2)      You must go to a real location. Go online and find real activities you can do on your vacation each day. Because you’ll be gone for a week, you must have at least five activities.  Going shopping for souvenirs or to the movies doesn’t count.  Going shopping only counts if it’s an experience unique to the culture of the place you’re visiting, such as visiting the Grand Bazaar in Istanbul, Turkey. You need to pick activities you can’t do at home. Be sure to describe each activity.

3)      Describe how you will arrive at your location and where you will stay. You will be going on this trip as a sixth grader with your family.

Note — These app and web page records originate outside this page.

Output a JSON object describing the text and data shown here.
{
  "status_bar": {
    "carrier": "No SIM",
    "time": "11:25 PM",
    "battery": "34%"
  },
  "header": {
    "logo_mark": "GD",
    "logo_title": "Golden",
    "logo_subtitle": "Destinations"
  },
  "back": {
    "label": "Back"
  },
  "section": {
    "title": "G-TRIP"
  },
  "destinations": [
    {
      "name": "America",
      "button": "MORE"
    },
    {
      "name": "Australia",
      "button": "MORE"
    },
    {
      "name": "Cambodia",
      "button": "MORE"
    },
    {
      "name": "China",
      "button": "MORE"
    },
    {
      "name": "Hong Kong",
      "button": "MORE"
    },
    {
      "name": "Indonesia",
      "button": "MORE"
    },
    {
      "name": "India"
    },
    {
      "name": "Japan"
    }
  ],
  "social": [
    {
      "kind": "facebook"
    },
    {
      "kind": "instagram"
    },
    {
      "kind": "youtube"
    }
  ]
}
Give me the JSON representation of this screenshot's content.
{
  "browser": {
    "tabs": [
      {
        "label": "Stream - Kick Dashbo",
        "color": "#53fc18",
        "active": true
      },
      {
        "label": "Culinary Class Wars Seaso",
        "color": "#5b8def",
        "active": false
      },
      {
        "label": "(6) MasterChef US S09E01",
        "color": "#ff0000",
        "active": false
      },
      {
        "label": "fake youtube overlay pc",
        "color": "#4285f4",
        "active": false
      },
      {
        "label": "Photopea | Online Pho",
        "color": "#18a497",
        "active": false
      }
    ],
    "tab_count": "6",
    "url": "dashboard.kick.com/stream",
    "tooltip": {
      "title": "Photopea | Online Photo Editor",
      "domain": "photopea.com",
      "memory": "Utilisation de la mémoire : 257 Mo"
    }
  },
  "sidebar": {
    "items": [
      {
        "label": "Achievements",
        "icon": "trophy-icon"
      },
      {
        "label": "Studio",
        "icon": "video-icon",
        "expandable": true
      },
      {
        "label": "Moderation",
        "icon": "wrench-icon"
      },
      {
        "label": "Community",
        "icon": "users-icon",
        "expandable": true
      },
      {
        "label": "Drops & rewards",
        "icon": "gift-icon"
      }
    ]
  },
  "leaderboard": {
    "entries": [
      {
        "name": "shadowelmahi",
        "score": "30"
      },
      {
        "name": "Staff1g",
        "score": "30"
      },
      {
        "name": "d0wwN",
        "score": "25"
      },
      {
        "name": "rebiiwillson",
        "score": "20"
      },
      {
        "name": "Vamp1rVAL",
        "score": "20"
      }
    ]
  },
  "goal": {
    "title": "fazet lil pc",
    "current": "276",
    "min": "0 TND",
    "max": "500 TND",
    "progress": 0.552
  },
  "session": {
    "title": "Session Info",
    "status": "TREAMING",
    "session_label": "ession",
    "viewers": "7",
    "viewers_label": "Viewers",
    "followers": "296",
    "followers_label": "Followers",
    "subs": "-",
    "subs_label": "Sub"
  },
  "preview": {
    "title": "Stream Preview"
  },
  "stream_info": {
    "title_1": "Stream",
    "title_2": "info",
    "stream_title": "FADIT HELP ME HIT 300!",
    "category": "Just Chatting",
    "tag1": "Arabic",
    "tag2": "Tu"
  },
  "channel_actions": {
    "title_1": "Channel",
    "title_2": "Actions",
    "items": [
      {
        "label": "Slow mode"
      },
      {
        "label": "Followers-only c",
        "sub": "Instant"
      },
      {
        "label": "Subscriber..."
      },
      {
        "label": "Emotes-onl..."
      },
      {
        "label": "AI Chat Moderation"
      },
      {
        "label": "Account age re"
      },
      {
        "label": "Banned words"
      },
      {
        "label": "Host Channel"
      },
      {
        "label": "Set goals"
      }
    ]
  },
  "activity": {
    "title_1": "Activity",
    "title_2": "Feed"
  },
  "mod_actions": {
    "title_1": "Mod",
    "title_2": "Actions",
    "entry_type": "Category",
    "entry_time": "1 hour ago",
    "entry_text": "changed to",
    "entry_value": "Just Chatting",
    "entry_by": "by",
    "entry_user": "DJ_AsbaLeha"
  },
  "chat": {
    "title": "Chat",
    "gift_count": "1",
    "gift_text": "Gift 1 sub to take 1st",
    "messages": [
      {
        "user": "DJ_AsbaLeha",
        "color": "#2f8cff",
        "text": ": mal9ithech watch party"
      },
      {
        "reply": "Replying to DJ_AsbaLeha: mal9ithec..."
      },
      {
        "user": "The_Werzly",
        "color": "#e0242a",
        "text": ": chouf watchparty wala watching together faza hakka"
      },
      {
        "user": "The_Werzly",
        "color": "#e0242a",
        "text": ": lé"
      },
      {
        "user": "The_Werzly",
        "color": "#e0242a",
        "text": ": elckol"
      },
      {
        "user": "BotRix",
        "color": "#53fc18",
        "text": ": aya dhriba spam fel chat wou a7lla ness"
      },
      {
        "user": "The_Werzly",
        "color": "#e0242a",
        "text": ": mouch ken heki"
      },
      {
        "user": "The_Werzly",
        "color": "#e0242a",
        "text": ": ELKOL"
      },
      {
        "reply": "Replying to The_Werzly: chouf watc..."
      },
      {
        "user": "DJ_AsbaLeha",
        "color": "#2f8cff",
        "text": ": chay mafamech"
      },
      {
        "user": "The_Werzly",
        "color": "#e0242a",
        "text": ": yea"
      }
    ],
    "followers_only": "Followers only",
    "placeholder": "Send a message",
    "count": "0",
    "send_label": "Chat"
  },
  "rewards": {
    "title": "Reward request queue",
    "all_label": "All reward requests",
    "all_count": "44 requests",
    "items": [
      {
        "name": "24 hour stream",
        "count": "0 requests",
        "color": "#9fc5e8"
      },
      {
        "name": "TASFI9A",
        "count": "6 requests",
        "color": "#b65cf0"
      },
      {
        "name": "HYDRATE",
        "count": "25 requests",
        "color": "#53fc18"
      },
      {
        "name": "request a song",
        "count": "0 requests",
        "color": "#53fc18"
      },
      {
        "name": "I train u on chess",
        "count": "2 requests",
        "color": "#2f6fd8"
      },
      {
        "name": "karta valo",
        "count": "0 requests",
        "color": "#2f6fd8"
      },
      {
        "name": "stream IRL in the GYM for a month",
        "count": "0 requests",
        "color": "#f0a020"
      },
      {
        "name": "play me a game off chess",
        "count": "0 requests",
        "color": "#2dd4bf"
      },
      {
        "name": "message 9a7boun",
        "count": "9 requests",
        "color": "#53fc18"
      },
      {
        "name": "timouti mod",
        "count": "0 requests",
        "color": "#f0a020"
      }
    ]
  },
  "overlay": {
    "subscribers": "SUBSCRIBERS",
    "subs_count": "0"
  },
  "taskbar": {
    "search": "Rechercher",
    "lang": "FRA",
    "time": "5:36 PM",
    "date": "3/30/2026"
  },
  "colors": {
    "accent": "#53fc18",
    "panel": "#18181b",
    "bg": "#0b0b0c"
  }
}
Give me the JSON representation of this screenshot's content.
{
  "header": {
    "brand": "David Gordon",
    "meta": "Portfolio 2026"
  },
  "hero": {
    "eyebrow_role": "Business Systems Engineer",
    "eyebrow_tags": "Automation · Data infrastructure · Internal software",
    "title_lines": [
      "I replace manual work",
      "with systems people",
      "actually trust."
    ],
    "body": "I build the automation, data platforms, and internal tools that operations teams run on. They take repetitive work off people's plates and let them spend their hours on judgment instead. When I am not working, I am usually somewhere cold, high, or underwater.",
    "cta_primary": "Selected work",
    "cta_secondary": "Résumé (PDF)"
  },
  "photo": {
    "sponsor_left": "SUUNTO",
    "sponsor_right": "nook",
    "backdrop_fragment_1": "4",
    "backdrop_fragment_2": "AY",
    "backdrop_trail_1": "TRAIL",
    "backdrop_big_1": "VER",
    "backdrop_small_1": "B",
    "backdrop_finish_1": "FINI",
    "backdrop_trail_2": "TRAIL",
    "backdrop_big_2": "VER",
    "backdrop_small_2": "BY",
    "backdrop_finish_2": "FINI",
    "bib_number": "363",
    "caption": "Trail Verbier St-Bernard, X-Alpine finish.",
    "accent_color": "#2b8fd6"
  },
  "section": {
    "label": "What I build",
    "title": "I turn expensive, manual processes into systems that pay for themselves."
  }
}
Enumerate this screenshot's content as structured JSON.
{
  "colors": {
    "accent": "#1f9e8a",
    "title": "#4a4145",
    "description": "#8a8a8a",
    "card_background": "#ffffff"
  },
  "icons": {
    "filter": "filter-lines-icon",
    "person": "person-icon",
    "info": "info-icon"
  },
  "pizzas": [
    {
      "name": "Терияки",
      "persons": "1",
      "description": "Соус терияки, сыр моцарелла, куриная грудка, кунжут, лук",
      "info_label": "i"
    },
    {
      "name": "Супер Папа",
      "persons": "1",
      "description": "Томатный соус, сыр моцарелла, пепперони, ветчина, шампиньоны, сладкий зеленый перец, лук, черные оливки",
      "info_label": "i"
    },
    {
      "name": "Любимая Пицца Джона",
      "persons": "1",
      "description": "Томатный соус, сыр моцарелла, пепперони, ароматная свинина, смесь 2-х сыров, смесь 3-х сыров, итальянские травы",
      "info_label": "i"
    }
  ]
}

4)      Accurately describe the weather in your location each day. Just saying it “was nice outside” doesn’t count. You must have at least two types of precipitation. You need to identify and describe the clouds that created the precipitation.

5)      You will also need to accurately describe the high and low temperature of where you’ll be visiting. Describe the geographic features that helped create the temperatures.

6)      Add one type of extreme weather that could occur in that region and describe the steps you took to stay safe. Make sure the extreme weather you chose actually occurs in the area you’ll be visiting. 

7)      You do not have a budget for this trip.

8)      You can create this as a journal entry or as a Power Point presentation.

9)      Be neat, scientifically accurate, and creative! You need to be descriptive and provide plenty of information.


April 14 - 20          Pick your vacation spot, method of travel, and where you're going to stay. Start researching fun activities to do with your family.
April 21 - 27          Planning day 1 - Begin working on activity 1 and research what type of weather to expect in your location. 

April 28 - May 4   Planning day 2 - Begin working on activity 2 and describe the weather you'll have for both days that you'll be enjoying activities 1 and 2.

May 5 - 11             Planning day 3 - Begin working on activity 3 and describe the weather you'll experience.

May 12 - 18          Planning day 4 - Begin working on activity 4 and describe the weather you'll experience. Have you added in your severe weather yet and the steps you took to stay safe?

May 19 - 26           Planning day 5 - Begin working on activity 5 and describe the weather you'll experience. Make sure you've added in your severe weather and the steps you took to stay safe.

May 26 - June 1     Finish your project and send it to me via email as a Word document or power point. If you have a better method of delivery and a creative platform or format you'd like to use,  just let me know!

When you describe the weather, make sure you tell me how it was created: high or low pressure systems and cold, warm, or stationary fronts.